What is it about holiday lights that we can’t resist? Like moths to a flame, we’re drawn to big, splashy displays of bobbles and bulbs and all things that glitter.
Perhaps it’s a way to counter the low natural sunlight of winter, but there’s no doubt a tree or a building that’s bedecked in bright lights does a lot for lifting our spirits.
So, too, does wine, if we’re to be truthful. There’s something quite grand about the deep berry shades of a rich cabernet or the blush of a light pinot noir. Indeed, the same can be said of a golden chardonnay and a bubbly glass of champagne.
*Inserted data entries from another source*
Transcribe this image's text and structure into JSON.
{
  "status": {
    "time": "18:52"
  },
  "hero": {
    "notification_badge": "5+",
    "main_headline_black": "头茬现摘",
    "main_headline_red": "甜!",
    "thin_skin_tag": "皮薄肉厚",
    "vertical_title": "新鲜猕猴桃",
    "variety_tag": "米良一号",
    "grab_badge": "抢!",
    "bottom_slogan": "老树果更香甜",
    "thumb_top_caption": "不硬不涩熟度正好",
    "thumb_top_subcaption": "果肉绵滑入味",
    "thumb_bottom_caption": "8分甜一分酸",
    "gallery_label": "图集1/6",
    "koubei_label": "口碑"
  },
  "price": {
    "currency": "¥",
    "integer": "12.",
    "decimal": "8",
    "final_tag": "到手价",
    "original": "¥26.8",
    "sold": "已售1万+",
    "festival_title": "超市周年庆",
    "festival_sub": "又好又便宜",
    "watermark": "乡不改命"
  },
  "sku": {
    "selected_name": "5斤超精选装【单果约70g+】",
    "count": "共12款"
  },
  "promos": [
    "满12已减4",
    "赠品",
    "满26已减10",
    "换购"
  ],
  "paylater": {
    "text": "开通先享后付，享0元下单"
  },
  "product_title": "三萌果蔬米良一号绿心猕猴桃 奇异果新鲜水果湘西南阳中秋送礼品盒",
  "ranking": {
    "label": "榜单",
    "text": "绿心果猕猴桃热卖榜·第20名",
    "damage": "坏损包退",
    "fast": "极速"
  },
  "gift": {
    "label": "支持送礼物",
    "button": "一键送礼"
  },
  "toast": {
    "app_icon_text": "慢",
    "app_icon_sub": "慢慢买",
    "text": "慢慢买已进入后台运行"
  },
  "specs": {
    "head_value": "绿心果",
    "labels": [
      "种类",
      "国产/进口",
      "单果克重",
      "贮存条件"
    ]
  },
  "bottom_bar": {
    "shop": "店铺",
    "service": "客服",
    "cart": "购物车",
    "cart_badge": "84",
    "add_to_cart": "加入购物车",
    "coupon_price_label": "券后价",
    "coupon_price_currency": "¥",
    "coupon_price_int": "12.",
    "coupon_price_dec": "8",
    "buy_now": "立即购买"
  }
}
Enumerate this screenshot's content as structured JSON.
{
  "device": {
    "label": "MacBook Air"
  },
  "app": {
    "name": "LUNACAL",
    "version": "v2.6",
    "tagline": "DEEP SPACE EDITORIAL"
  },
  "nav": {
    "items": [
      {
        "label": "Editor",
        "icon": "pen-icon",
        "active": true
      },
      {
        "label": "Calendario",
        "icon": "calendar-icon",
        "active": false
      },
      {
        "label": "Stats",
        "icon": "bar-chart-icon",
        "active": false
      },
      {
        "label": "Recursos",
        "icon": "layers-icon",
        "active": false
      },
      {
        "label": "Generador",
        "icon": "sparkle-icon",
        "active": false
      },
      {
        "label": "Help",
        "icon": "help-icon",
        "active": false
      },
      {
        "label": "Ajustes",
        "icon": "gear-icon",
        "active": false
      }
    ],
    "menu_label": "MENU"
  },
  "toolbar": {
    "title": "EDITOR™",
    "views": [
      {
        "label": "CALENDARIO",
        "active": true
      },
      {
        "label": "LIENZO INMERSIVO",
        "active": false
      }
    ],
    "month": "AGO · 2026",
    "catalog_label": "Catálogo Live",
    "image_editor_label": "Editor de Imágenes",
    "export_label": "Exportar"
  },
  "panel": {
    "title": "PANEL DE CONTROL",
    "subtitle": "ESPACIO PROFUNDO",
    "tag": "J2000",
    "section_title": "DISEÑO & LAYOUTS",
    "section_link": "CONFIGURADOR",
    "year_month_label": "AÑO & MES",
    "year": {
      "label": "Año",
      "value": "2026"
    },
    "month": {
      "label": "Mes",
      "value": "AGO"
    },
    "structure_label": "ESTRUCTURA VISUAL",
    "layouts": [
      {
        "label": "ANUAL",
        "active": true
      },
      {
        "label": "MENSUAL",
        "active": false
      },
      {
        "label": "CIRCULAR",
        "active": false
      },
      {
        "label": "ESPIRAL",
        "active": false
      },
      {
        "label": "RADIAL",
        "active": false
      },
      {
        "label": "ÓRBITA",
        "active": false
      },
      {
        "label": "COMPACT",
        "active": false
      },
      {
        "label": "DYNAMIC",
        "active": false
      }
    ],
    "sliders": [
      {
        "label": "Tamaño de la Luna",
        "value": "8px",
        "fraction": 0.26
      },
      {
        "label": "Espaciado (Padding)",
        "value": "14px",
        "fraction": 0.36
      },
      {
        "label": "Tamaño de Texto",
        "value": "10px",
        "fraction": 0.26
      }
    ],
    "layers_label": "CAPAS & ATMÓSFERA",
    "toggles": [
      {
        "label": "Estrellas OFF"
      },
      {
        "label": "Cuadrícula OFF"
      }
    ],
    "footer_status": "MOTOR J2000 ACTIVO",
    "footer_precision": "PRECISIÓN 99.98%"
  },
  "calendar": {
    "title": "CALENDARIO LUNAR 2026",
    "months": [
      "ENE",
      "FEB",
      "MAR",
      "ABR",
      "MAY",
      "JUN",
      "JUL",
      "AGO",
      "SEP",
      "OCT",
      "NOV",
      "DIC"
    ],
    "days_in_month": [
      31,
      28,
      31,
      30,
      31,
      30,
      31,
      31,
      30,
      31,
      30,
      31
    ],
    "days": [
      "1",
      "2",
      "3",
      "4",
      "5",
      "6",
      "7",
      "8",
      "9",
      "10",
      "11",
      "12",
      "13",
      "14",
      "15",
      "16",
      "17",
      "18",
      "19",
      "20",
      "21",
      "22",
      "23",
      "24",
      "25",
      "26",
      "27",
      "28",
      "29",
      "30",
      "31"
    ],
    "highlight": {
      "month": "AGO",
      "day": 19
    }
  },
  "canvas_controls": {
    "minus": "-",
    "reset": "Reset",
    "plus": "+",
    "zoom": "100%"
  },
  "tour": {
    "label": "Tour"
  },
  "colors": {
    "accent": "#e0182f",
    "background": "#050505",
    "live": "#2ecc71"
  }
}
Combining the two — the wine with the eye-candy of holiday lights — is a delight to the senses. It’s in the spirit of the season that I share two of my favorite wine country Christmas towns.
To the north is Healdsburg, reminiscent of a Victorian Christmas with it’s twinkling lights lining the streets and historic town square. The townsfolk take December seriously, and have created a whole calendar of events for Holidays in Healdsburg, including the Strolling Dine Around Dec.14 and 15. What a treat to be able to walk from your inn to a four-course progressive feast. Some of the most celebrated restaurants in Healdsburg are participating, including Charlie Palmer’s Dry Creek Kitchen and Cyrus, along with two more of my favorites — Willi’s Seafood & Raw Bar and Baci. Couple this with a mix of homespun small shops, the world-class Costeaux Bakery andglorious Victorian B&B’s such as the Camellia Inn (circa 1869) and you have a town that transports you to a time when there really was peace on earth.
On the other end of the Bay Area is Livermore, where the downtown has a distinctly western flavor with shops like the long-standing Baughman’s, built back in 1881. The big stallion outside marks this as cowboy country, but with a growing reputation for wine and fine dining. December is a perfect time to visit Livermore’s vineyards because the country roads are quiet and the wineries are adorned with holiday lights and a broad range of wine-related gifts — including “The Wine Seekers’ Guide to the Livermore Valley” by Tom Wilmer. This book is a colorful guide to this rural wine region, where horses and cattle share land with grape growers and the rolling hills rise up to meet the vast, starry sky.
If you go